Mader said feedlot operators must have sufficient backup in their water supply for emergency situations, like if a system or well goes down so there will be enough capacity to back that up and provide enough water to those cattle.
“I have seen situations where feedlots have utilized all their pumping capacity by filling their tanks and using sprinklers, but when a well goes down you start seeing animals being compromised,” Mader said. “In this situation, three to four hundred cattle perished that day because they simply did not have the capacity to replenish that supply.”
As far as watering systems, Mader does not recommend fence-line water sources at feedlots because it limits the animals from accessing water from the entire diameter of the tank.
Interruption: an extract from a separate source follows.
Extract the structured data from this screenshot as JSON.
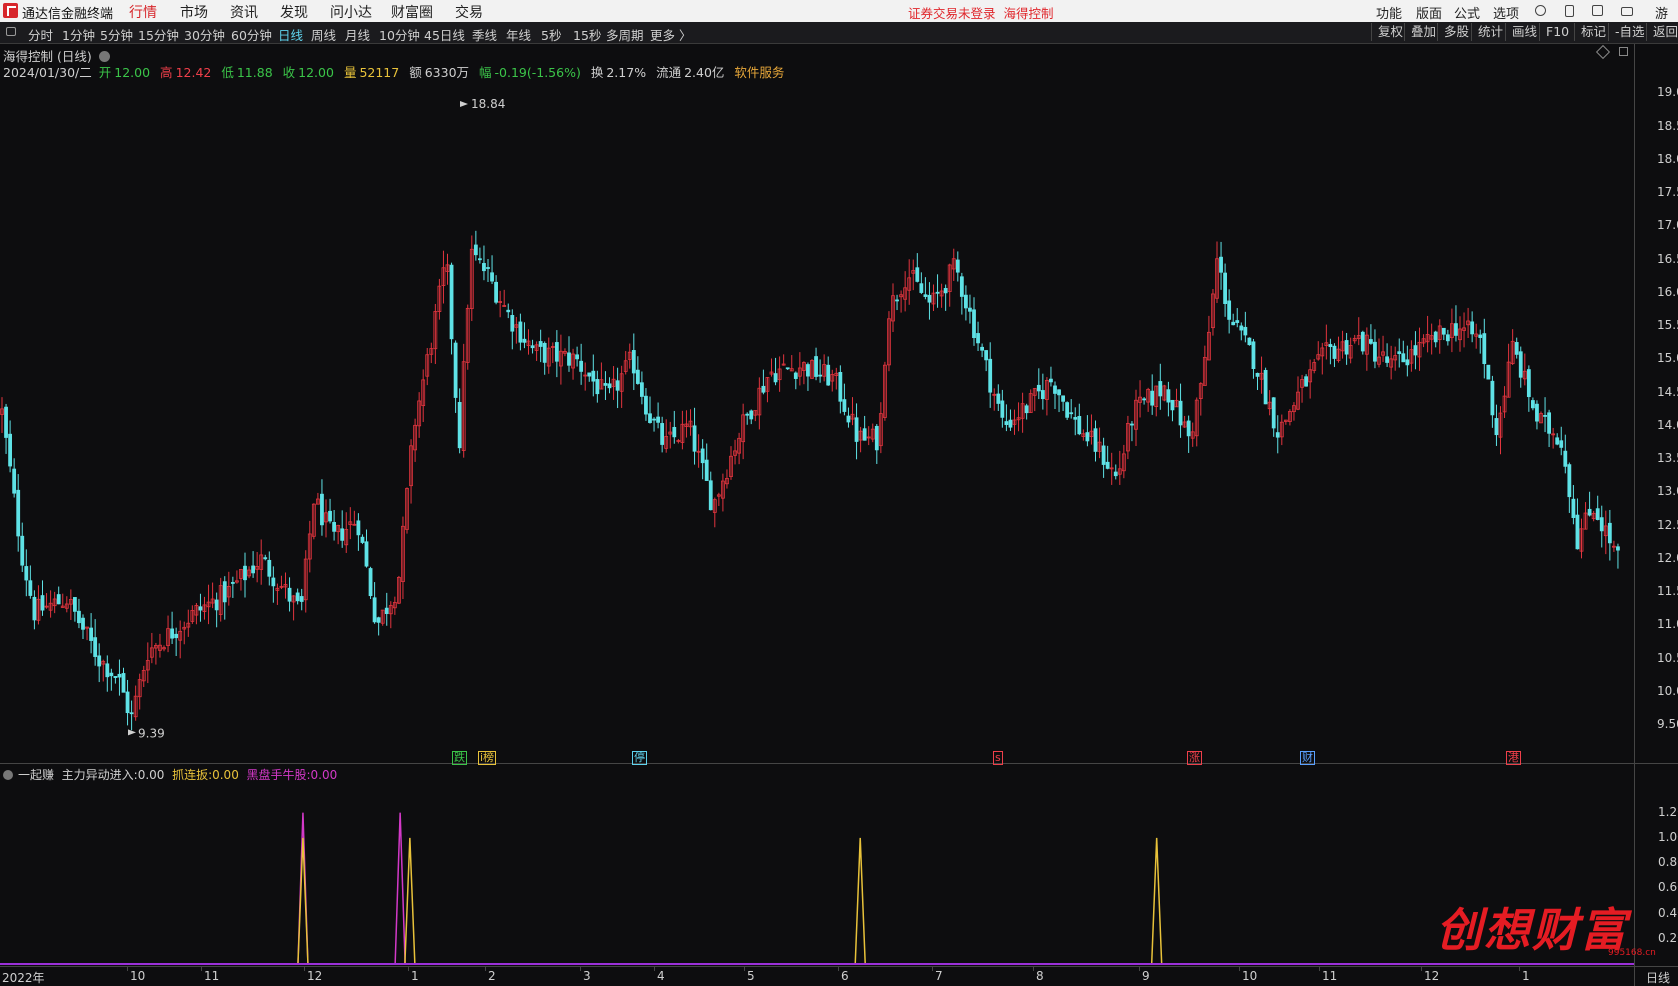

If cattle do not receive enough water, their body temperature starts to rise and feed intake drops. Besides the metabolic needs of the animal, water is also used as a coolant and providing cattle with cool water goes a long way toward keeping their temperatures regulated during a heat wave. Mader said ground water can be substantially cooler than surface water, and encouraged cattlemen to utilize it whenever possible. He warned cattle producers that water offered out of black poly containers on a hot sunny day can warm to 120 degrees. Although the water might not get that hot, it can get warm enough to make it difficult for cattle to properly cool themselves with the liquid. In addition, Mader said small vessels can warm up quickly, and that producers must be cognizant of this factor.
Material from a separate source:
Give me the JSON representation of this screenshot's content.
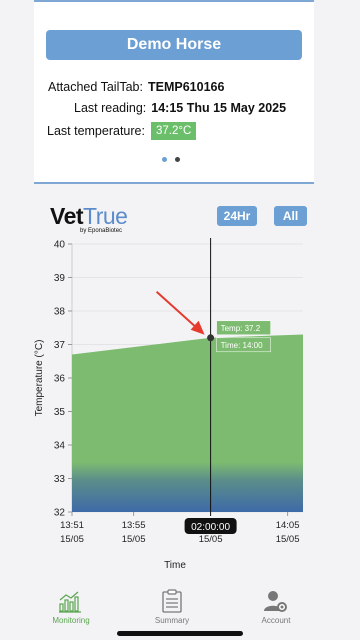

“If we look at the effects of water temperature on intake and performance, the hotter the water, the more we see feed intake drop because the animal is getting warmer,” Mader explained. “The warmer the water, the more they drink because they are just recycling. They drink, urinate, drink, urinate. So it will require more water to dissipate body heat. If we are rearing animals in a hot environment, if we get really warm water temperatures, our water requirement will go up 25 to 50%.”
Spraying cattle to combat heat
Kids love running through the sprinkler in the summer and so do cattle; however, the stakes get higher when producers start this cooling method for their operation. Mader said producers need to understand how much water is needed.
“These types of situations where we’re trying to sprinkle cattle, we can actually double the requirement for water relative to the needs of those animals,” he said. “If you can keep them at or below 104 degrees Fahrenheit body temperature, usually we can keep animal on feed and with a reasonable level of productivity. If animals get too hot during the heat of the day, they don’t have time to cool down at night.”
He said if their temperatures do not get to normal or below, they typically will not resume normal feed intake. If their temperature stays above normal for several days, that is when they die of heat stroke. Mader said black-hided animals, in particular, have very few heat sinks and they are heated even more by the ground, sky and by standing around other animals. There are not many ways to dissipate that heat.
“I can heat my house with the heat generated from two or three beef steers,” Mader said. “If I had one time that I wanted cattle to be as cool as possible, I’d want it to be at 5 a.m. and then they’ll get up, start moving around, eat and resume their normal routine.”
Mader said sprinklers are the most efficient system as far as keeping animals on feed. It just requires a higher level of management and is higher risk.
“If an animal gets sprinkled one day, he wants to be sprinkled the next day and the day after that,” he said. “Sometimes you’re better off not doing anything and allowing them to adapt to the heat, rather than try to continually try to keep them cooled down. If you have the ability and management tools in place to do that it’s great, but if you miss one or two days, then you start getting animals compromised. Sprinkling water on these animals is extremely addictive and they adapt very rapidly to it. Wetting the ground is sometimes a better alternative than wetting the animal because it gets them to move around to seek the cooler ground.”
When the sun is relentless and temperatures are soaring, enough water each day, keeps the heat at bay.
Lacey Newlin can be reached at 580-748-1892 or email@example.com.